Caithness flagstone has unique qualities that distinguish it fundamentally from most natural rock formations. It is a sedimentary rock that was formed when mud settled at the bottom of an ancient lake and became compressed over time. There are distinct horizontal layers of this hard sediment that are readily split open to reveal flat surfaces that can be very smooth and of diverse and beautiful textures, undisturbed since the time they were formed. This is the most notable feature of Caithness flagstone. Most other stones are split and worked by tools and the surface you see, whether rough or smooth, is the product of that working.
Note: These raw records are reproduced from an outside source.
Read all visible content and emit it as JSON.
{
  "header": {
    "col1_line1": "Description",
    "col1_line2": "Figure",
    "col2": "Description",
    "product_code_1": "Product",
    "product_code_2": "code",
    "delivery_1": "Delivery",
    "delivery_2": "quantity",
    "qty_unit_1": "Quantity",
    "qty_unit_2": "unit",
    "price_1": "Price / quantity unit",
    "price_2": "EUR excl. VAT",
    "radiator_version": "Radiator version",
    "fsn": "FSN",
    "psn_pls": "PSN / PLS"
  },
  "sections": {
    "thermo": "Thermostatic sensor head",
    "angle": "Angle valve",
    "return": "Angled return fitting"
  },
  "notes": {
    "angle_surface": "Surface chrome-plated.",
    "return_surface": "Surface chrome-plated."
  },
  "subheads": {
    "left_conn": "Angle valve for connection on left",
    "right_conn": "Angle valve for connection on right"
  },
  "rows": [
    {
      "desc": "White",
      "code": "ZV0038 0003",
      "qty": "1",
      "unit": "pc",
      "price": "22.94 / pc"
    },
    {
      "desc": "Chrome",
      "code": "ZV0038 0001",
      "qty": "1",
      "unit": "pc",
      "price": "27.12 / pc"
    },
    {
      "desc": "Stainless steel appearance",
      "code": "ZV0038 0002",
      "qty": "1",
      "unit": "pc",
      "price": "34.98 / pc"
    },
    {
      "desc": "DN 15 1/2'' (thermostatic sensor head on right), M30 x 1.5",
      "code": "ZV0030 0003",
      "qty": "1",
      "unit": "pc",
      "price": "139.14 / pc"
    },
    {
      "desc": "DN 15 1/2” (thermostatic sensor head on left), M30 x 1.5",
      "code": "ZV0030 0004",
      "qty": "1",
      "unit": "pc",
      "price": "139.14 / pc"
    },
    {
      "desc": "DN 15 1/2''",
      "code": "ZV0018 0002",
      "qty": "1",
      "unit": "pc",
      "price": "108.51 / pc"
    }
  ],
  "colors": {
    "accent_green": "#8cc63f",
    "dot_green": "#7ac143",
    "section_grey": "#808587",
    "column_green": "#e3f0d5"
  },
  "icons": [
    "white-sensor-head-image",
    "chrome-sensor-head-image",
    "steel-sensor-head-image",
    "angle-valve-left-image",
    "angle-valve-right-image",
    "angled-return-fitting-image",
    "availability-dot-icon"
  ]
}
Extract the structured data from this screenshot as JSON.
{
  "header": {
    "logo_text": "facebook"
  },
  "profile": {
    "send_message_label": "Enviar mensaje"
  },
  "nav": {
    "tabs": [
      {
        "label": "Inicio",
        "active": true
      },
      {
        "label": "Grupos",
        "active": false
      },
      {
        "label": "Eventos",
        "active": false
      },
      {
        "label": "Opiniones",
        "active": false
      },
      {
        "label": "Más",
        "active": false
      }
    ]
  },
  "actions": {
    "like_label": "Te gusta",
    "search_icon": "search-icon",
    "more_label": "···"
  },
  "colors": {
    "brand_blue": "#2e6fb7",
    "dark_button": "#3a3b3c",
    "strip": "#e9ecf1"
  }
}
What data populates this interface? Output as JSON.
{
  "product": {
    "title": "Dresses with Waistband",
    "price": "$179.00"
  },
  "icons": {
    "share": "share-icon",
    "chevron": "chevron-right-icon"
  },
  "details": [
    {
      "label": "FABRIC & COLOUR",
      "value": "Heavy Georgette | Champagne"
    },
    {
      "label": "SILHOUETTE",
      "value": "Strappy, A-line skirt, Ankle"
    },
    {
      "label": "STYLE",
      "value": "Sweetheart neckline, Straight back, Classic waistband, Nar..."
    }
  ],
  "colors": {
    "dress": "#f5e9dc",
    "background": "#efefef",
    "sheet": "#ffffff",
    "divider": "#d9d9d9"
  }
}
The flat flagstone beds are broken up by vertical seams also. In different locations, the beds may be very large with few vertical breaks, or smaller with frequent cracks. The large beds render the best flagstone pieces. However, the vertical seams are the secondary attractive feature of this stone; we call them natural edges. Quarries that have lots of vertical seams produce smaller stones which are excellent for building walls and dykes. They are used to great effect in the county of Caithness.
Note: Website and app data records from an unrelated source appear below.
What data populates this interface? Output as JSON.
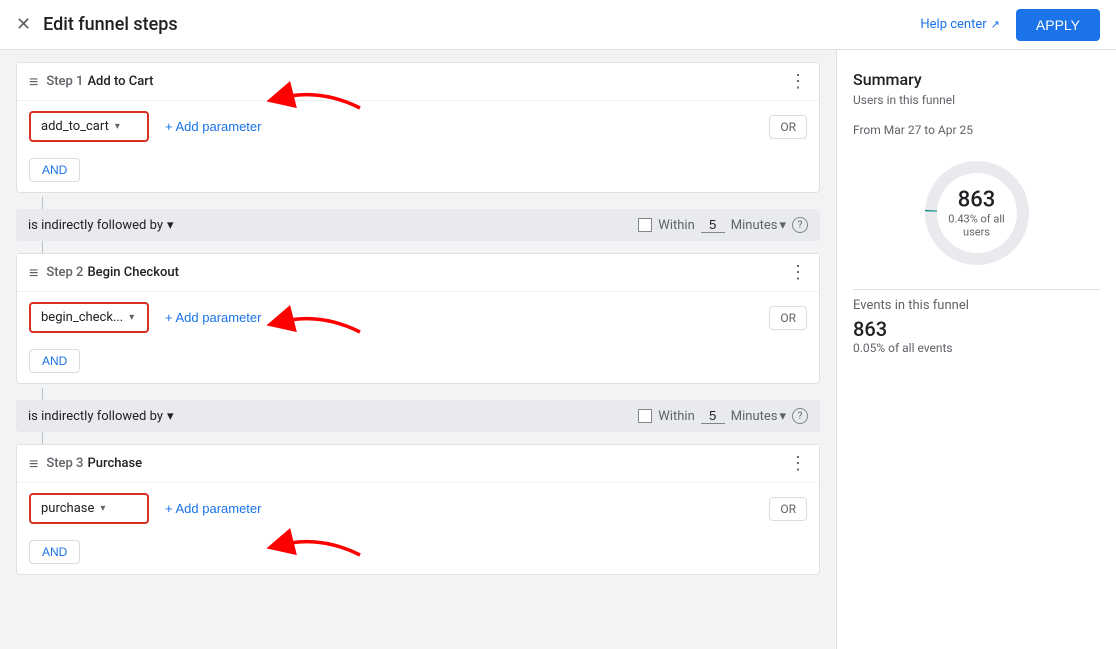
{
  "header": {
    "title": "Edit funnel steps",
    "close_label": "×",
    "help_center_label": "Help center",
    "apply_label": "APPLY"
  },
  "steps": [
    {
      "id": "step1",
      "step_label": "Step 1",
      "step_name": "Add to Cart",
      "event_value": "add_to_cart",
      "add_param_label": "+ Add parameter",
      "or_label": "OR",
      "and_label": "AND"
    },
    {
      "id": "step2",
      "step_label": "Step 2",
      "step_name": "Begin Checkout",
      "event_value": "begin_check...",
      "add_param_label": "+ Add parameter",
      "or_label": "OR",
      "and_label": "AND"
    },
    {
      "id": "step3",
      "step_label": "Step 3",
      "step_name": "Purchase",
      "event_value": "purchase",
      "add_param_label": "+ Add parameter",
      "or_label": "OR",
      "and_label": "AND"
    }
  ],
  "connectors": [
    {
      "id": "conn1",
      "type_label": "is indirectly followed by",
      "within_label": "Within",
      "within_value": "5",
      "unit_label": "Minutes"
    },
    {
      "id": "conn2",
      "type_label": "is indirectly followed by",
      "within_label": "Within",
      "within_value": "5",
      "unit_label": "Minutes"
    }
  ],
  "summary": {
    "title": "Summary",
    "users_label": "Users in this funnel",
    "date_range": "From Mar 27 to Apr 25",
    "users_count": "863",
    "users_percent": "0.43% of all users",
    "events_label": "Events in this funnel",
    "events_count": "863",
    "events_percent": "0.05% of all events",
    "donut_filled": 0.43,
    "donut_color": "#00897b",
    "donut_bg": "#e8eaed"
  },
  "icons": {
    "close": "✕",
    "sort": "☰",
    "more": "⋮",
    "dropdown_arrow": "▾",
    "external_link": "↗",
    "plus": "+",
    "help": "?"
  }
}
Stones of various sizes can also be used in many outdoor applications, taking advantage of both the horizontal riven surface and the natural external edges where these are also visible, for example as steps, small stepping stones, large plinths, outdoor benches and tables, waterfalls or pond edging.